Power is required mostly for irrigation purposes with diesel being important source of fuel. Under PES, the share of pumps which are solar based is expected to increase from near zero to 10% by 2050 while that of renewable energy will remain low.
In TES, although acquiring only a small share in demand of energy, agricultural sector is an important part of the economy of Nigeria. It is seen that the demand decreases by 16.7% by the mid of 21st century. The efficiency of the sector is increased as gasoline pump sets are substituted by solar and electric based pump sets. As a result, it is projected that the share of renewable will reach to 70% by 2050. Thus, there should be promotion of better solar based pumps and tractors for irrigation purposes, particularly in rural areas which will increase to 60% by 2050.
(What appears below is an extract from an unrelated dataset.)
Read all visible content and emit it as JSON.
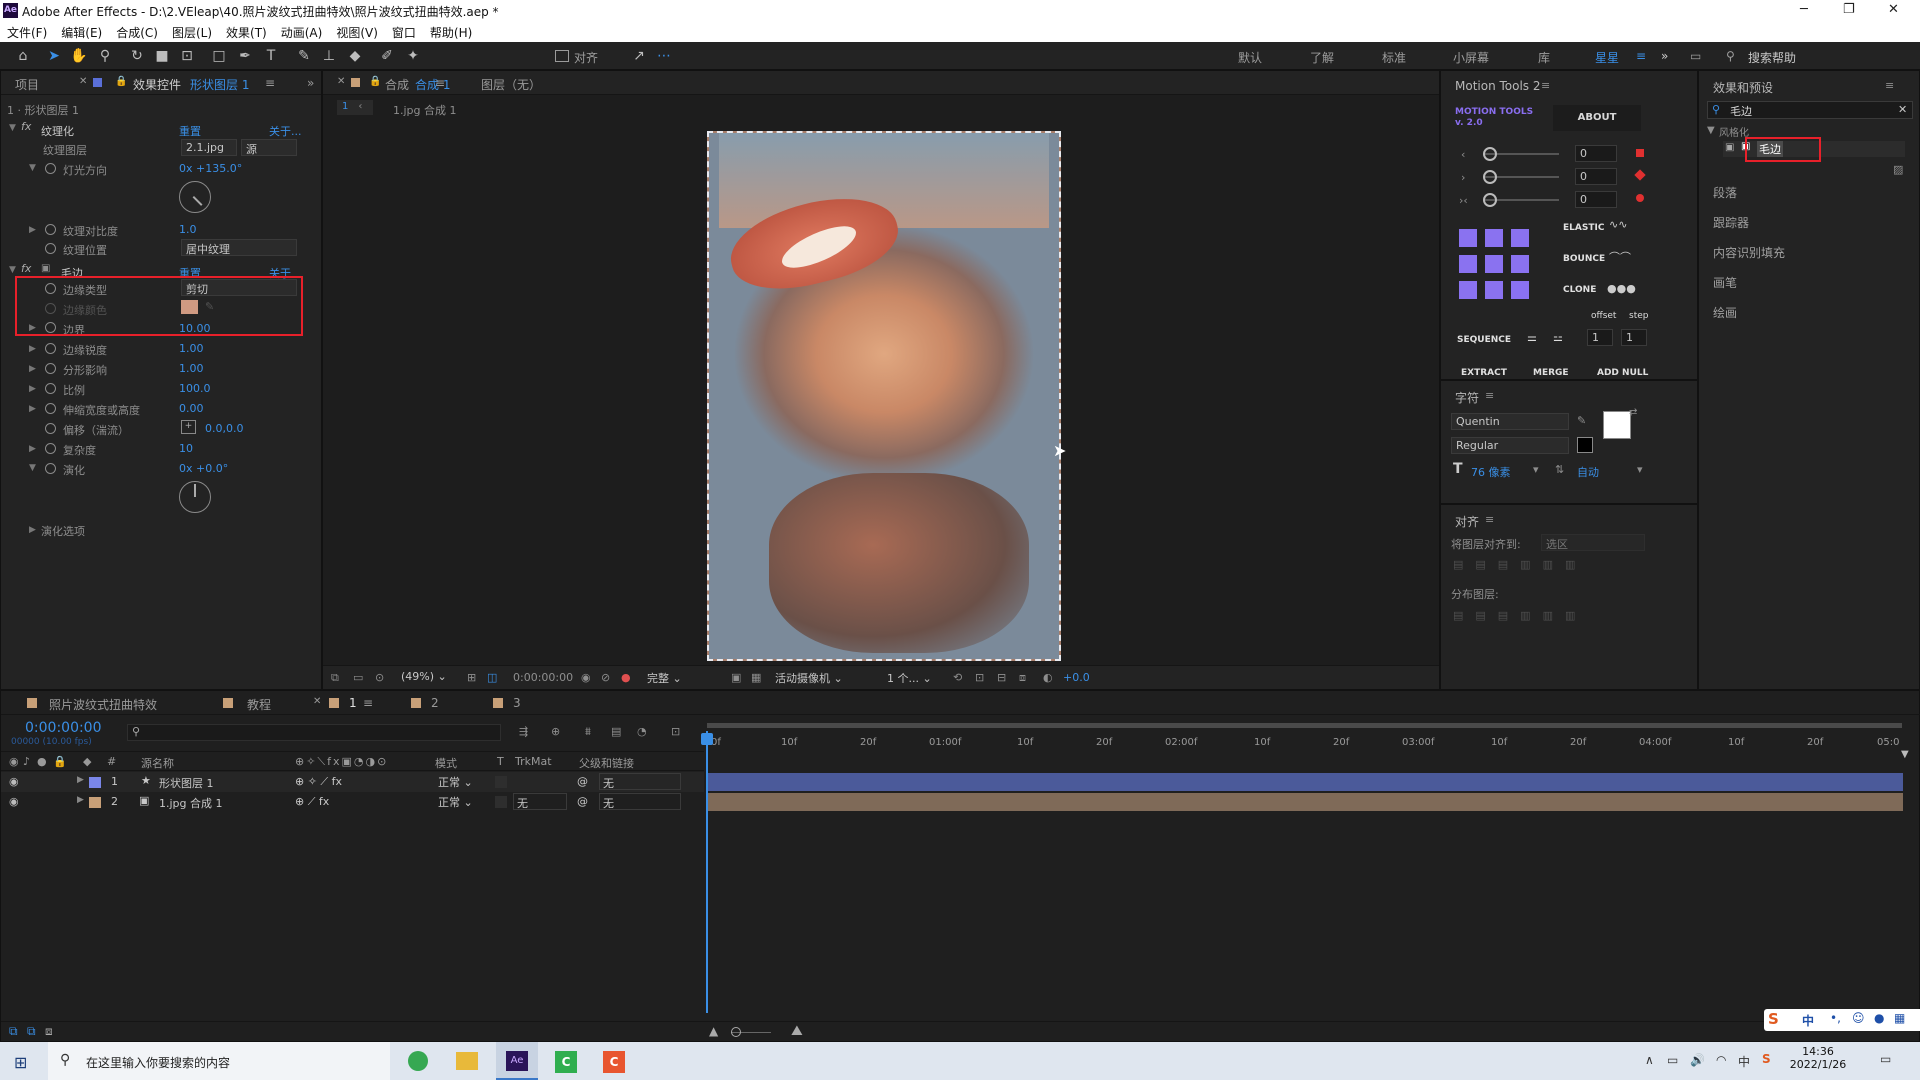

Under PES, capacity increase of installed capacity (60% in 2050) can be attributed to reduction of technology cost. Captive generation is expected to go negligible by 2050. The expected increase of renewable energy will lead to decrease in use of fossil fuels by 35.4%. High share of renewable energy will be constituted by off grid PV. It is expected that power needs will be more centralised by 2050 in Nigeria. Hydro, utility scale solar followed by off grid PV will form major part of energy by mid of century whereas in TES, transformation of power sector is witnessed in terms of total installed capacity as it increases to 178 GW by 2050 under TES, implying a 31% as compared to PES. There has been no capacity expansion of nuclear energy and natural gas. Off grid PV system forms an important share of renewables installed capacity. This capacity is required to provide higher electricity due to limited activity of variable renewable energy.
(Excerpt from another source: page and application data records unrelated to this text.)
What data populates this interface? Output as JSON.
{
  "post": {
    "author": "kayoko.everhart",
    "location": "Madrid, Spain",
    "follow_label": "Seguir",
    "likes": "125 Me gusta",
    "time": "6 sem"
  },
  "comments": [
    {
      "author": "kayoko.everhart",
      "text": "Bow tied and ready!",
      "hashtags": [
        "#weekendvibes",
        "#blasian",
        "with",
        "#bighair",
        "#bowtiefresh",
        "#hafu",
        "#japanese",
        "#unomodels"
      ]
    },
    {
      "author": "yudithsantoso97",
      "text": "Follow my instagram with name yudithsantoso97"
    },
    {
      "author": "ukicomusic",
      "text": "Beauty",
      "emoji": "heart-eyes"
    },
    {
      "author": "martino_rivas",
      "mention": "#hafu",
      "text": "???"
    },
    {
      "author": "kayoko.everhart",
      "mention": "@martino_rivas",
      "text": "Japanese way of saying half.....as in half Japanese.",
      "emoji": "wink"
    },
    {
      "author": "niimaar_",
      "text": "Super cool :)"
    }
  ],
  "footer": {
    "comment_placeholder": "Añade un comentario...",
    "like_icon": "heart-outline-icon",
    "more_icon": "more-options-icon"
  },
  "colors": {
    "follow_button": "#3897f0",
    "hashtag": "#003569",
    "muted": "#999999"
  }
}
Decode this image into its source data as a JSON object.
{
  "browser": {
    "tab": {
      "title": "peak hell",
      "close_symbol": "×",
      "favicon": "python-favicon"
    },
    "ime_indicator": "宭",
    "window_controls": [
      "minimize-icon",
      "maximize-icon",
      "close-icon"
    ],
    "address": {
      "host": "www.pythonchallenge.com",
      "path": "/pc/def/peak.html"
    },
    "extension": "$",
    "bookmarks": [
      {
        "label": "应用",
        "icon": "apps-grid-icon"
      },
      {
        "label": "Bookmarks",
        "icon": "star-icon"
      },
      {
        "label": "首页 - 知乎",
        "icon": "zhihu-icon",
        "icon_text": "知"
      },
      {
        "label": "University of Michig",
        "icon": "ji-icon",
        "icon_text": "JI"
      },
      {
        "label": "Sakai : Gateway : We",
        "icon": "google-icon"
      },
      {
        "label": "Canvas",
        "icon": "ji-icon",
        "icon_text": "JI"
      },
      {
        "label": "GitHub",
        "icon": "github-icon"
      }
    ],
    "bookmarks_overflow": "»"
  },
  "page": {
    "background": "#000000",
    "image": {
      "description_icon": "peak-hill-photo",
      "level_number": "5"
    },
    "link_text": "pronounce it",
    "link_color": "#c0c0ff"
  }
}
The graph shows that even after growth in management of demand as well as better efficiency no decrease in demand for electricity is seen by 2050. The share of renewable will reach to 84% by 2050 with off grid PV a main source of power production. Gaining momentum of electricity capacity will be important for unsealing green energy sources.
It is important that there should be better administration of policies along with mindful selection of strategies and technologies for augmenting development of energy. Essential coordination of policies will ensure success of the plan which will scale up energy supply to meet the requirements across the sectors.
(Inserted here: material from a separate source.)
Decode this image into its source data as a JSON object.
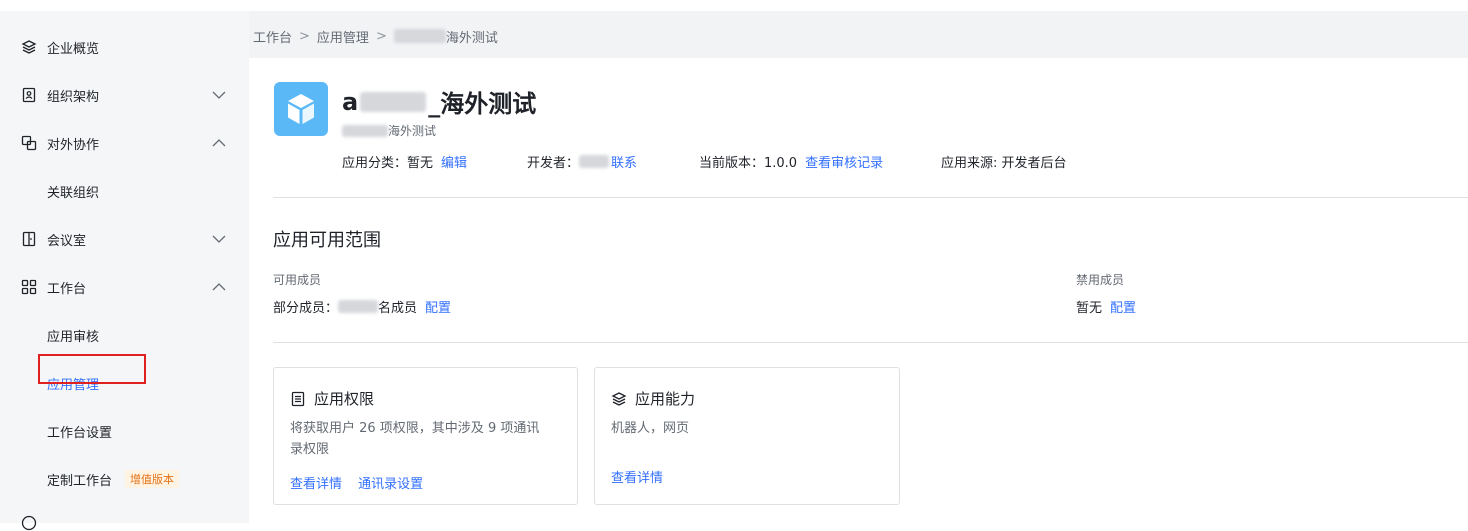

- Large infrastructure requirements are needed to be met. Solar heat process will play indispensable role in industries as it will provide ample and reliable supply of thermal energy, thereby reducing pollution. 8% share of these technologies can meet energy demand of industries by 2030. Encouraging electric process heat for industries would be beneficial in long run.
- Efficiency of present appliances and broadening of programs related to lighting is needed.
- Promoting cutting edge funding methods for energy and dispersed green sources such as microfinance can help achieve this, particularly in the replacement of transmission lines with residential solar kits and mini – grids, which have greater efficiency.
- By making it available to reduce the fluctuation of solar electricity, hydropower will be essential in maintaining the national power system.
- It is necessary to strengthen current initiatives to advertise clean cooking and give people access to contemporary energy sources.
The full report can be read here